Above is Casey Murrow with his parents. He is grown up now and works at a place called Shelburne Farms (

dsc_2397_photo_3Casey used to publish a quite good Science magazine known as CONNECT and it may come in handy during our present Coronavirus calamity.

This COVID-19 virus is a crisis that is NOT going away. It is a deliberate bungling by the White House of a Scientific Pandemic Plan. The national nightmare we are now experiencing is ON PURPOSE. That makes us mad and it makes us very sad.

School districts are now trying to reopen under extremely, unsafe conditions. These bad decisions will cause a long nightmare of infection spread, hospitalization and death.

Many families are acutely aware of this treachery and are staying home with their students. It is hard on everyone but it is the best decision for right now. If you are now doing Science Work at home or in small learning pods what follows may be helpful.

Back in 2001 Casey Murrow and his Synergy Learning Staff produced a really solid list of ideas and materials for anyone messing about in the world of Science. Here is an inventory of some of their favorite tools & equipment. A lot of it is probably something you already have at home or could easily borrow from a neighbor or relative. Feel free to ask your school to LOAN you science equipment. If you are at home then the tools you need are sitting in a supply closet gathering dust. Take care of what is borrowed as you will have to replace what you lose or break. But beyond that, there are plenty of districts across the Coronavirus USA who are making up equipment kits on loan for home learning.
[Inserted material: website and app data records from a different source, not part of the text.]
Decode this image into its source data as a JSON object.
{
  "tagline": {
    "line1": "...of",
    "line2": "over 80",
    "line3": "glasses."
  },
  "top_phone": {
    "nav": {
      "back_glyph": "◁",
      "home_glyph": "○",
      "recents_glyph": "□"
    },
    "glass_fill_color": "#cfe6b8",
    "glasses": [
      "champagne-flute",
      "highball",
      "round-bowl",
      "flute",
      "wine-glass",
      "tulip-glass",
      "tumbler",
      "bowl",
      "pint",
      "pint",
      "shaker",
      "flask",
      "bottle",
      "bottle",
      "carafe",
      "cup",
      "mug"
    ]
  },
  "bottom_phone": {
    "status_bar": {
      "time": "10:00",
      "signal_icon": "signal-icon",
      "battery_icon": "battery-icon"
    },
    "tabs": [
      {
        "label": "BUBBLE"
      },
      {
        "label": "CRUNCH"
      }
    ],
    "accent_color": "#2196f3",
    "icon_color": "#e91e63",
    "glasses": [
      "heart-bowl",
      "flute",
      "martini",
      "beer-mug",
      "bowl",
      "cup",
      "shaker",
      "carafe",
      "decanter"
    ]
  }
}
Safety First. Remember that science investigations can splash, slash and slop. So have at the ready as needed: safety goggles, an eye wash set up, a basic first aid kit and some kind of apron or cover to protect your clothing and skin.


Hand Magnifier of good quality. It can be plastic, low power and it helps if you can wear it on a string around your neck.

Hand Lens or pocket magnifier that folds into itself. Medium power and again worn on a string around the neck.


Transparent Plastic Container with magnifying lid. Sometimes called a Bug Box, these can be used to study plant life to to observe small creature and insects for a short period of time.


Binoculars. Love these, don’t you? Remember that “bi” means two and “oculus/oculi” is Latin for eye. So, for use with both eyes. Binoculars are great in field work or for looking out a window at birds, insects, squirrel, cloud formations and so forth.



Trundle Wheel or Meter Man Measuring Wheel clicks every meter or yard. These are super if you are measuring long distances. You will have to count the clicks and record the data.


Meter Stick and Yard Stick and Ruler. Also try to locate a plastic Tape Measure because it is safer, does not rust and is easier to use. At least one should be quite long, such as a 30 meter tape. Practice using metrics, inches, feet and yards. There are Apps for this now.


Another measuring tool is Calipers used to measure width and diameter of trees.




Measuring volume is almost always done metric. This is particularly true for upper grades. Many of these are available in homes that cook.

Measuring Beakers and Measuring Cylinders

Measuring Spoons come in sets that are both customary and metric.


Syringes come in plastic and in several sizes. There are no needles involved. They are used for measuring liquids and for  pneumatics projects.


Sand Timers enclosed in plastic for safety. Try to get several lengths of time. But for an even better science experience, build a sand timer of your own using two plastic bottles. There are plenty of descriptions found online. If sand isn’t handy, try using salt or soil or rice.

Again, there are now apps available for Stop Clock, Stopwatch and Timer.

Water Clock can be homemade and is a very ANCIENT method for measuring time. Time is measured by how long it takes water to flow or drip drip drip from one container to another. It is calibrated to accurate intervals.


And finally, thermometers. Measuring temperature can be done with a wall mount thermometer, a digital thermometer that is held under the arm, a forehead strip or a digital thermometer with a probe which is used for pond water or soil temps.

Don’t forget about meat and candy thermometers.

This is just a sample of what you can find by visiting Casey’s Synergy Learning website. There you will find past issues on Reptiles and Amphibians, Hot & Cold, Kids and Money, Field-Based Math, Geometry, Early Algebra, Oceans and so much more.

Unfortunately, Coronavirus is going to drag on precisely because Science-derived knowledge is being ignored. The Synergy tradition of hands-on science can help you stay on point until America gets her act together.

And Remember: “You’ve Got To Have The Stuff”